- Polyphenols found in plants can increase expression of BDNF, and diets that are rich in these molecules have been shown to produce increased cognitive abilities, mood improvement, and lowered probability of neurodegenerative disorders like Alzheimer’s.
- Curcumin has anti-inflammatory and antioxidant effects along with antiviral, antifungal, and clearing amyloid proteins (considered a major factor in Alzheimer’s Disease). It normalizes concentration of serotonin and dopamine, important neurotransmitters that play a role in many mental disorders.
- EGCG represents a main component of green tea. Frequent green tea drinking can lower probability of depression occurrence and has potential to decrease symptoms of depression and stress and also increases cognitive abilities in consumers.
- An antidepressant-like effect was also confirmed in Ginkgo biloba by affecting serotonin and dopamine concentrations. Combined therapy with antidepressants and ginkgo biloba extract increases sleep efficacy and reduces awakenings.
- A polyphenol extracted from pine bark, Pycnogenol, improves symptoms of ADHD, normalizes level of neurotransmitters, and decreases oxidative stress.
- Coenzyme Q10 (CoQ10) represents an important antioxidant with anti-inflammatory and neuroprotective properties. Lowered level of CoQ10 is associated with mitochondrion dysfunction. Patients with drug resistant depression show lowered concentration of CoQ10 in comparison to healthy controls.
- Omega 3 polyunsaturated fatty acids can be found in seafood and olive oil in high concentrations. Patients with depression, chronic fatigue, and bipolar disorder have been observed to have significantly decreased levels of omega 3s in comparison to healthy controls. Combined therapy of SSRI antidepressants with omegas is more effective than antidepressants alone.

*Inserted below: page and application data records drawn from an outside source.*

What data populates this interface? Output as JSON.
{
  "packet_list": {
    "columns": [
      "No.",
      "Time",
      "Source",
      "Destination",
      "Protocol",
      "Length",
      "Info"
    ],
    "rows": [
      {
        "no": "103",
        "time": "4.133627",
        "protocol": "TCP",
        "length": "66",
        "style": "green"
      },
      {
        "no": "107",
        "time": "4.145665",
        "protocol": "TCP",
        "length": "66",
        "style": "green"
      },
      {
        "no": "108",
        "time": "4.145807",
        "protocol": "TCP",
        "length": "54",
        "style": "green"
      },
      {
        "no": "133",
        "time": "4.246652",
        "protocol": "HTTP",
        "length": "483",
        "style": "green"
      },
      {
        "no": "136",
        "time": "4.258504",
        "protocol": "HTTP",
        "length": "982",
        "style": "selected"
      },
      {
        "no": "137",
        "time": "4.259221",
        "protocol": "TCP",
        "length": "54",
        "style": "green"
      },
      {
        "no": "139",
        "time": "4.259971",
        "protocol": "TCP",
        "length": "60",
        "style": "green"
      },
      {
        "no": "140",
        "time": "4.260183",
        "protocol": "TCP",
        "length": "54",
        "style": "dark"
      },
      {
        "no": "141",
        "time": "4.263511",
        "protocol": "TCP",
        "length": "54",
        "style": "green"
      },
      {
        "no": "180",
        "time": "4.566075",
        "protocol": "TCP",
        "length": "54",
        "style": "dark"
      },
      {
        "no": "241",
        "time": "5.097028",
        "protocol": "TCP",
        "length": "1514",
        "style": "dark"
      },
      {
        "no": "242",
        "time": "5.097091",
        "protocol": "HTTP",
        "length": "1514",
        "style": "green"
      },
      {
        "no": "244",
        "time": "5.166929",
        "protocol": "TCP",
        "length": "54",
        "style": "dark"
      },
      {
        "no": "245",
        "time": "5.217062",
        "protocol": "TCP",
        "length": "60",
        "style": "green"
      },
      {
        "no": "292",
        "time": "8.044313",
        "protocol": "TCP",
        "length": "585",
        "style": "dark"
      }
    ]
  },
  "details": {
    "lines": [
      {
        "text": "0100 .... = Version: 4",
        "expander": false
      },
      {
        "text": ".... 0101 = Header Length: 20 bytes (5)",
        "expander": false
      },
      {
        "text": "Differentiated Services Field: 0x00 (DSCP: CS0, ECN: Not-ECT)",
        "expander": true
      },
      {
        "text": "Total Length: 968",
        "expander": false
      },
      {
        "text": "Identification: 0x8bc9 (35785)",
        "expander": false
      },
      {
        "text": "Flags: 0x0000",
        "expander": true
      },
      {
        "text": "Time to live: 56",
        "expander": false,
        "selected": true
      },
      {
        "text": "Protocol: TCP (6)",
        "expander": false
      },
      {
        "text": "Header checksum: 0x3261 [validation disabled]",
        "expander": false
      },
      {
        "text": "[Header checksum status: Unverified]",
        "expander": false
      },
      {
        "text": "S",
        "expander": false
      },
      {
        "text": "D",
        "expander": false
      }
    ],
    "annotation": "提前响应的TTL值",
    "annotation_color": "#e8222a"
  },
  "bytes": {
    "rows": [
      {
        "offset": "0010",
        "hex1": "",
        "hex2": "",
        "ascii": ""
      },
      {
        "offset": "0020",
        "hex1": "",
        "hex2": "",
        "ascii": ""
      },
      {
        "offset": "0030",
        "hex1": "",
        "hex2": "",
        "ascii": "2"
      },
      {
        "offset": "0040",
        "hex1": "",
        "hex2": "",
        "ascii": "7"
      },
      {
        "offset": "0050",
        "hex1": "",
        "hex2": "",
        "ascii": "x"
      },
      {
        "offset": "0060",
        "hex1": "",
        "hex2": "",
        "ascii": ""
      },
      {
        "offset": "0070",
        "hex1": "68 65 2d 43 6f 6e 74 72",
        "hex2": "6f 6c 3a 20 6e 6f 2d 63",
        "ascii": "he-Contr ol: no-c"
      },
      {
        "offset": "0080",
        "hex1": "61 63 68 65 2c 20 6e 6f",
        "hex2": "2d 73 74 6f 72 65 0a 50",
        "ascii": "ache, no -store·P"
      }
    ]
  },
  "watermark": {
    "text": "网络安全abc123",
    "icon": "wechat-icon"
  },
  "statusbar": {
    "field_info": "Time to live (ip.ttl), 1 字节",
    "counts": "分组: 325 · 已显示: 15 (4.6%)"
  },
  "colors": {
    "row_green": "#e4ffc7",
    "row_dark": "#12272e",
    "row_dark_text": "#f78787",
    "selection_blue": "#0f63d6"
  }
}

Consumption of at least one serving of fish a week also decreases cognitive decline in old age by approximately 10–13%.
- N-Acetyl cysteine (NAC) has been shown to possess anti-inflammatory properties. Administration of NAC to patients with depression as part of bipolar disorder causes significant decrease of depression severity and improves antidepressants effectiveness.
- Deficiency of magnesium causes mild inflammation. Its shortage can cause symptoms of depression especially in elderly people. Greater intake of magnesium was associated with antidepressant-like effect in patients with depression.
- Lowered levels of selenium can be responsible for depressive mood, anxiety, and decline of cognitive function. Dietary intake of selenium can lower probability of postpartum depression and decrease depression severity. On the other hand, very high selenium status (110 μg/L) is also associated with depression.
- Deficiency of zinc is also associated with depression. Zinc stimulates BDNF expression and helps improve mood and cognition.
Additionally, some vitamin deficiencies are significant in creating greater oxidative stress. Significantly decreased level of vitamin E was found in depressed patients. A diet rich in Vitamin E also increases concentration of glutathione, a very powerful antioxidant. In patients with depression, lowered concentration of Vitamin C was also observed. Depression is also associated with shortage of folate and vitamin B12 levels.
Reduce Oxidative Stress and Take Back your Health!
Reader, while James Bond was unable to rid the world of free radicals, you can be an effective secret agent to rid them from your brain. Through understanding your personal genome, and taking gene-based supplements to reduce oxidative stress, you can rid these “terrorists” from your brain cells once and for all!